Element data from apps and pages:

________________

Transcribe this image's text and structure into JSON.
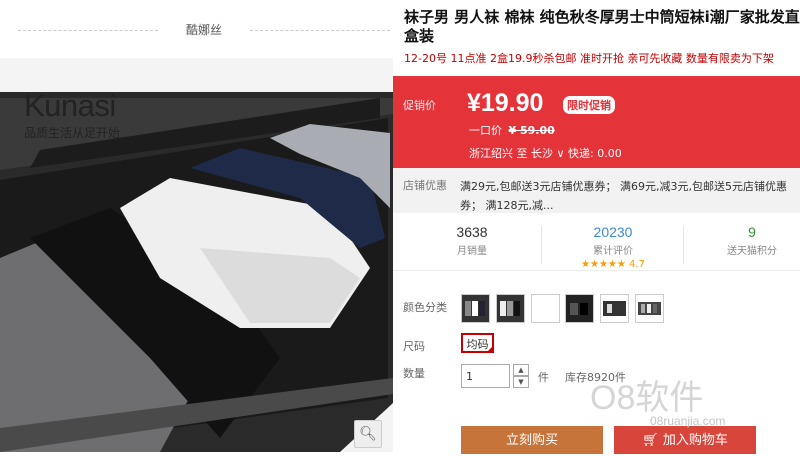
{
  "store": {
    "name": "酷娜丝"
  },
  "product_image": {
    "brand": "Kunasi",
    "slogan": "品质生活从足开始",
    "box_text": "Kunasi"
  },
  "product": {
    "title": "袜子男 男人袜 棉袜 纯色秋冬厚男士中筒短袜i潮厂家批发直盒装",
    "subtitle": "12-20号 11点准 2盒19.9秒杀包邮 准时开抢 亲可先收藏 数量有限卖为下架"
  },
  "promo": {
    "label": "促销价",
    "price": "¥19.90",
    "badge": "限时促销",
    "original_label": "一口价",
    "original_price": "¥ 59.00",
    "shipping": "浙江绍兴 至  长沙 ∨  快递: 0.00"
  },
  "coupons": {
    "label": "店铺优惠",
    "text": "满29元,包邮送3元店铺优惠券；  满69元,减3元,包邮送5元店铺优惠券；  满128元,减..."
  },
  "stats": [
    {
      "number": "3638",
      "label": "月销量"
    },
    {
      "number": "20230",
      "label": "累计评价",
      "stars": "★★★★★",
      "rating": "4.7"
    },
    {
      "number": "9",
      "label": "送天猫积分"
    }
  ],
  "options": {
    "color_label": "颜色分类",
    "size_label": "尺码",
    "size_value": "均码",
    "qty_label": "数量",
    "qty_value": "1",
    "qty_unit": "件",
    "stock": "库存8920件"
  },
  "buttons": {
    "buy": "立刻购买",
    "cart": "加入购物车"
  },
  "watermark": {
    "main": "O8软件",
    "url": "08ruanjia.com"
  },
  "colors": {
    "promo_bg": "#e5333a",
    "buy": "#c7743a",
    "cart": "#d8453a"
  }
}
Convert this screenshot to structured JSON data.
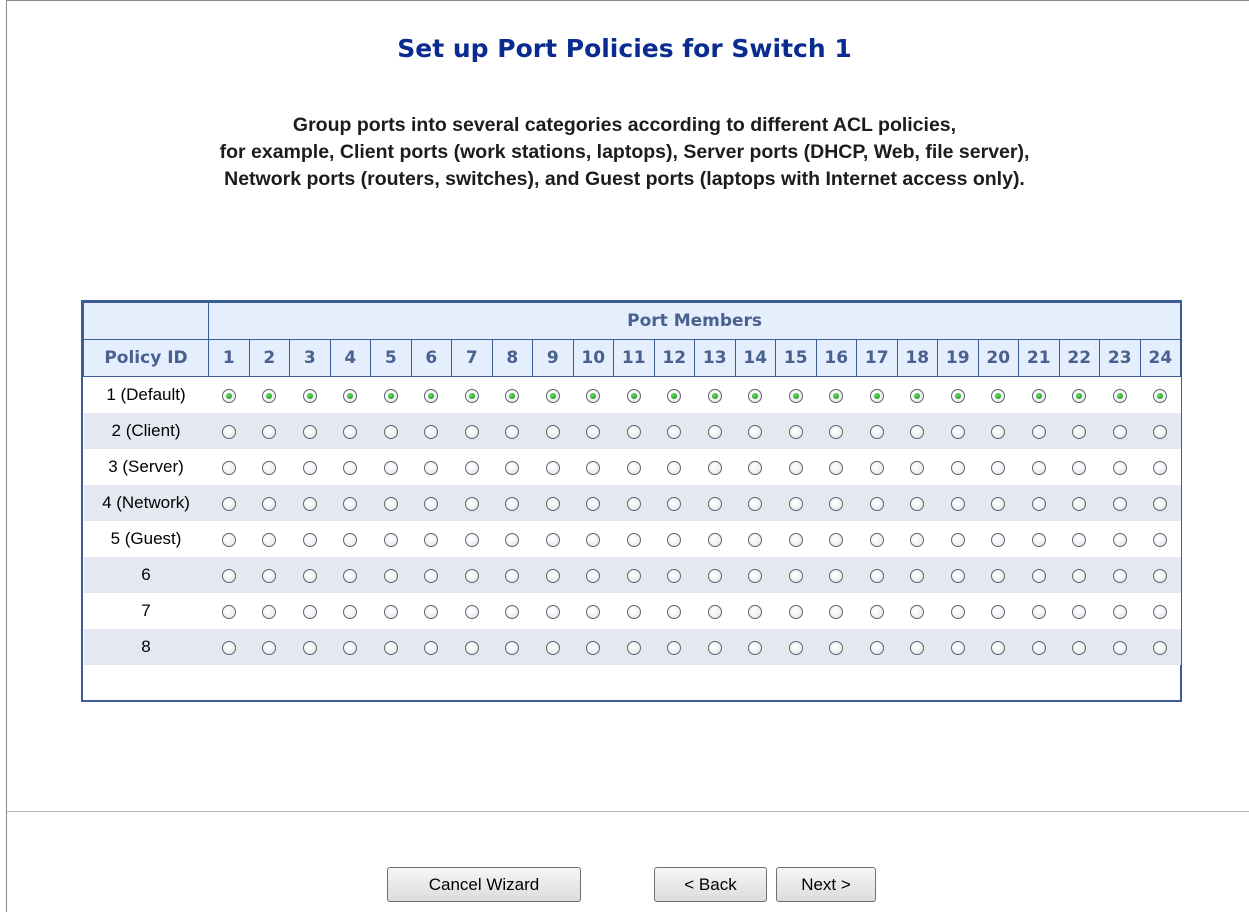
{
  "page": {
    "title": "Set up Port Policies for Switch 1",
    "description_lines": [
      "Group ports into several categories according to different ACL policies,",
      "for example, Client ports (work stations, laptops), Server ports (DHCP, Web, file server),",
      "Network ports (routers, switches), and Guest ports (laptops with Internet access only)."
    ]
  },
  "table": {
    "group_header": "Port Members",
    "policy_header": "Policy ID",
    "ports": [
      "1",
      "2",
      "3",
      "4",
      "5",
      "6",
      "7",
      "8",
      "9",
      "10",
      "11",
      "12",
      "13",
      "14",
      "15",
      "16",
      "17",
      "18",
      "19",
      "20",
      "21",
      "22",
      "23",
      "24"
    ],
    "policies": [
      {
        "label": "1 (Default)",
        "selected": true
      },
      {
        "label": "2 (Client)",
        "selected": false
      },
      {
        "label": "3 (Server)",
        "selected": false
      },
      {
        "label": "4 (Network)",
        "selected": false
      },
      {
        "label": "5 (Guest)",
        "selected": false
      },
      {
        "label": "6",
        "selected": false
      },
      {
        "label": "7",
        "selected": false
      },
      {
        "label": "8",
        "selected": false
      }
    ]
  },
  "buttons": {
    "cancel": "Cancel Wizard",
    "back": "< Back",
    "next": "Next >"
  },
  "colors": {
    "title": "#0a2b8f",
    "table_border": "#3a5d93",
    "header_bg": "#e5eefc",
    "header_text": "#4a6190",
    "row_alt_bg": "#e4e9f1",
    "radio_selected": "#22a322"
  }
}
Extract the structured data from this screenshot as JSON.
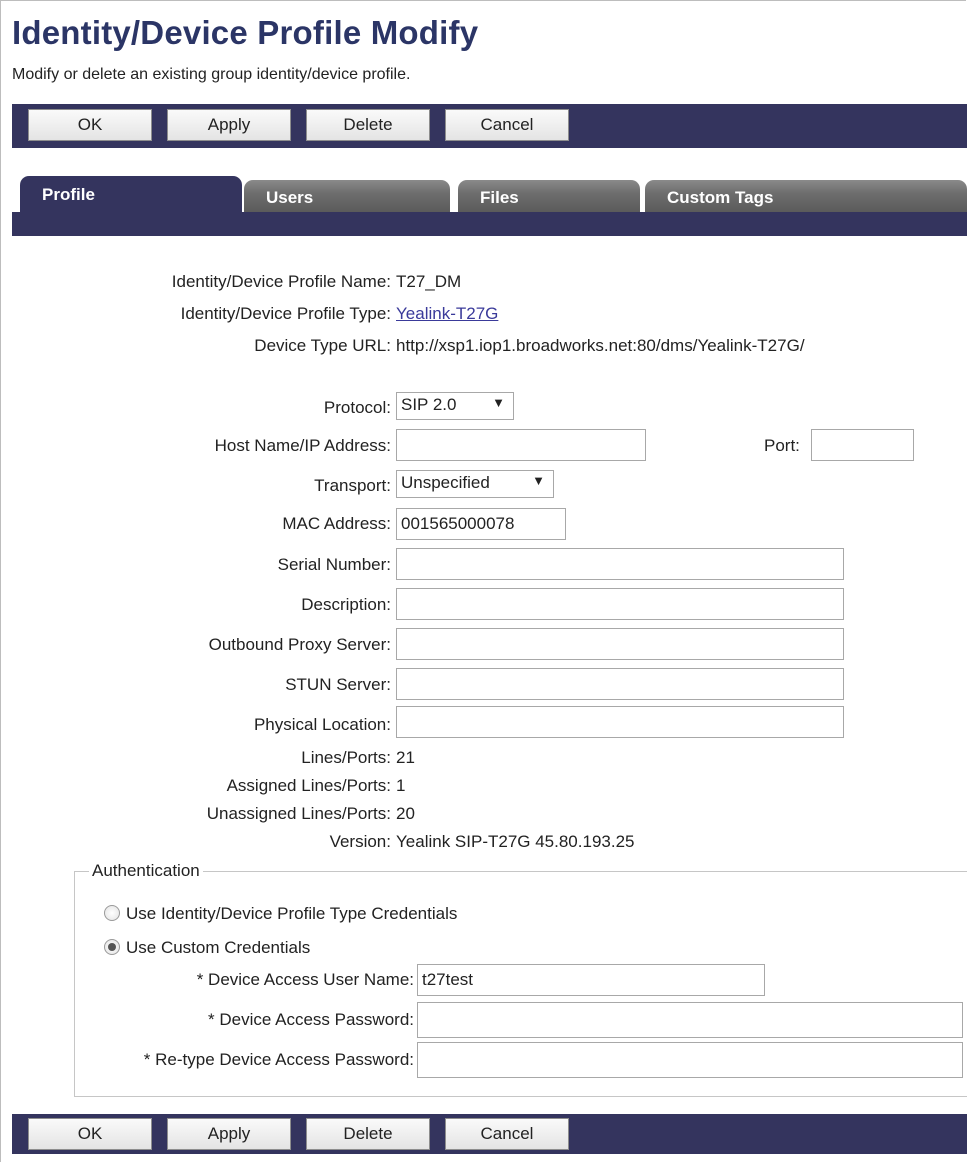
{
  "page": {
    "title": "Identity/Device Profile Modify",
    "subtitle": "Modify or delete an existing group identity/device profile."
  },
  "buttons": {
    "ok": "OK",
    "apply": "Apply",
    "delete": "Delete",
    "cancel": "Cancel"
  },
  "tabs": [
    {
      "label": "Profile",
      "active": true
    },
    {
      "label": "Users",
      "active": false
    },
    {
      "label": "Files",
      "active": false
    },
    {
      "label": "Custom Tags",
      "active": false
    }
  ],
  "profile": {
    "name_label": "Identity/Device Profile Name:",
    "name_value": "T27_DM",
    "type_label": "Identity/Device Profile Type:",
    "type_value": "Yealink-T27G",
    "url_label": "Device Type URL:",
    "url_value": "http://xsp1.iop1.broadworks.net:80/dms/Yealink-T27G/"
  },
  "form": {
    "protocol_label": "Protocol:",
    "protocol_value": "SIP 2.0",
    "host_label": "Host Name/IP Address:",
    "host_value": "",
    "port_label": "Port:",
    "port_value": "",
    "transport_label": "Transport:",
    "transport_value": "Unspecified",
    "mac_label": "MAC Address:",
    "mac_value": "001565000078",
    "serial_label": "Serial Number:",
    "serial_value": "",
    "description_label": "Description:",
    "description_value": "",
    "proxy_label": "Outbound Proxy Server:",
    "proxy_value": "",
    "stun_label": "STUN Server:",
    "stun_value": "",
    "location_label": "Physical Location:",
    "location_value": ""
  },
  "info": {
    "lines_label": "Lines/Ports:",
    "lines_value": "21",
    "assigned_label": "Assigned Lines/Ports:",
    "assigned_value": "1",
    "unassigned_label": "Unassigned Lines/Ports:",
    "unassigned_value": "20",
    "version_label": "Version:",
    "version_value": "Yealink SIP-T27G 45.80.193.25"
  },
  "auth": {
    "legend": "Authentication",
    "option_type": "Use Identity/Device Profile Type Credentials",
    "option_custom": "Use Custom Credentials",
    "selected": "custom",
    "username_label": "* Device Access User Name:",
    "username_value": "t27test",
    "password_label": "* Device Access Password:",
    "password_value": "",
    "retype_label": "* Re-type Device Access Password:",
    "retype_value": ""
  }
}
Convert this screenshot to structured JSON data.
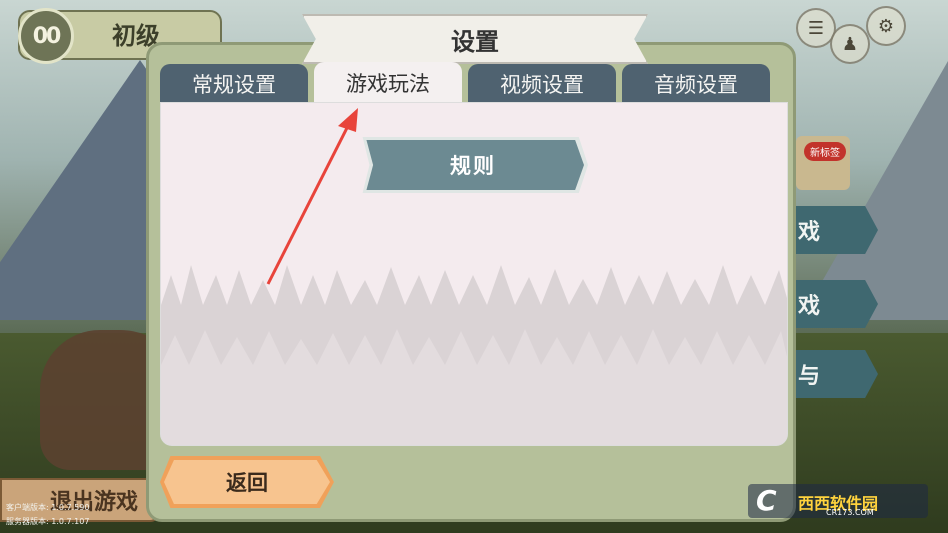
{
  "hud": {
    "pause_label": "00",
    "level_label": "初级"
  },
  "dialog": {
    "title": "设置",
    "tabs": [
      {
        "label": "常规设置",
        "active": false
      },
      {
        "label": "游戏玩法",
        "active": true
      },
      {
        "label": "视频设置",
        "active": false
      },
      {
        "label": "音频设置",
        "active": false
      }
    ],
    "rule_button": "规则",
    "back_button": "返回"
  },
  "side": {
    "new_badge": "新标签",
    "btn1": "戏",
    "btn2": "戏",
    "btn3": "与"
  },
  "exit_button": "退出游戏",
  "version": {
    "client": "客户端版本: 1.0.7.590",
    "server": "服务器版本: 1.0.7.107"
  },
  "watermark": {
    "logo": "C",
    "name": "西西软件园",
    "url": "CR173.COM"
  },
  "colors": {
    "tab_inactive": "#4f6270",
    "tab_active": "#f4f0f0",
    "rule_button": "#6c8a92",
    "back_button": "#f7c48f",
    "arrow": "#e8443b"
  }
}
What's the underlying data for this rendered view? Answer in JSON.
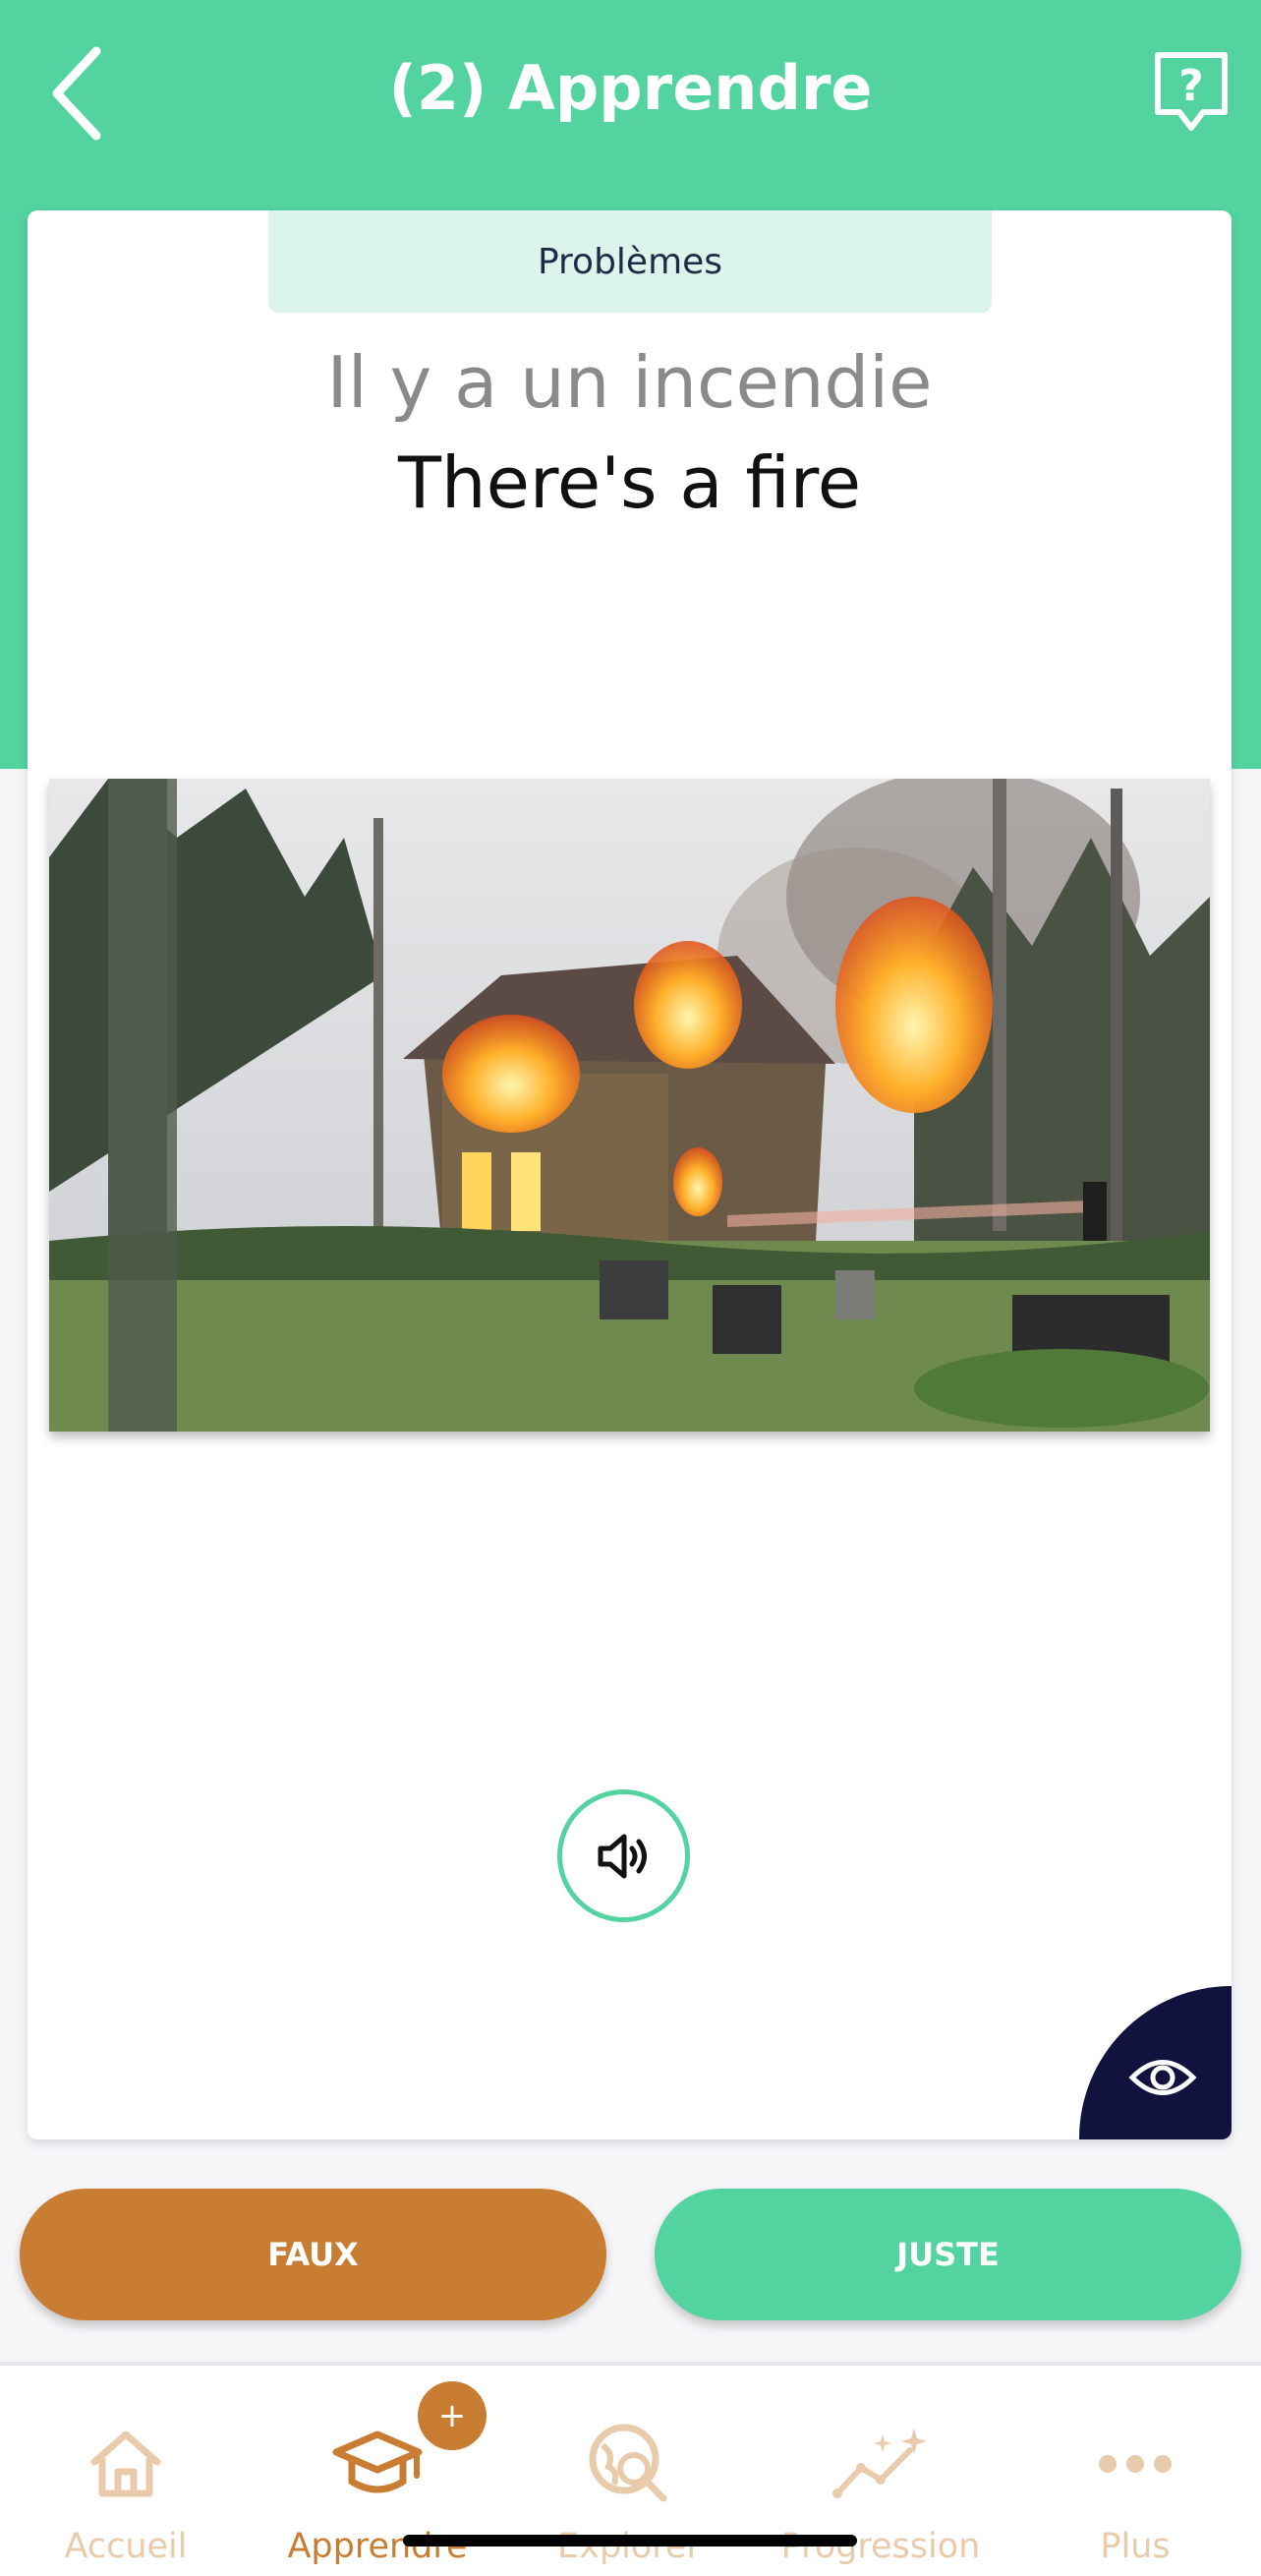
{
  "header": {
    "title": "(2) Apprendre",
    "back_icon": "chevron-left-icon",
    "help_icon": "question-bubble-icon"
  },
  "card": {
    "category": "Problèmes",
    "term_french": "Il y a un incendie",
    "term_english": "There's a fire",
    "image_subject": "house-on-fire-photo",
    "sound_icon": "speaker-icon",
    "reveal_icon": "eye-icon"
  },
  "answers": {
    "wrong_label": "FAUX",
    "right_label": "JUSTE"
  },
  "tabbar": {
    "badge": "+",
    "items": [
      {
        "label": "Accueil",
        "icon": "home-icon",
        "active": false
      },
      {
        "label": "Apprendre",
        "icon": "graduation-cap-icon",
        "active": true
      },
      {
        "label": "Explorer",
        "icon": "globe-search-icon",
        "active": false
      },
      {
        "label": "Progression",
        "icon": "sparkle-chart-icon",
        "active": false
      },
      {
        "label": "Plus",
        "icon": "more-dots-icon",
        "active": false
      }
    ]
  },
  "colors": {
    "accent_green": "#52d3a0",
    "accent_orange": "#c97d32",
    "navy": "#12123f",
    "tab_inactive": "#e8cbab"
  }
}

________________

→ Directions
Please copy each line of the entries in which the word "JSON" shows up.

→ Solution below
Transcribe this image's text and structure into JSON.
Convert this screenshot to structured JSON data.
Extract the structured data from this screenshot as JSON.
Convert this screenshot to structured JSON data.
What's the underlying data for this rendered view? Answer in JSON.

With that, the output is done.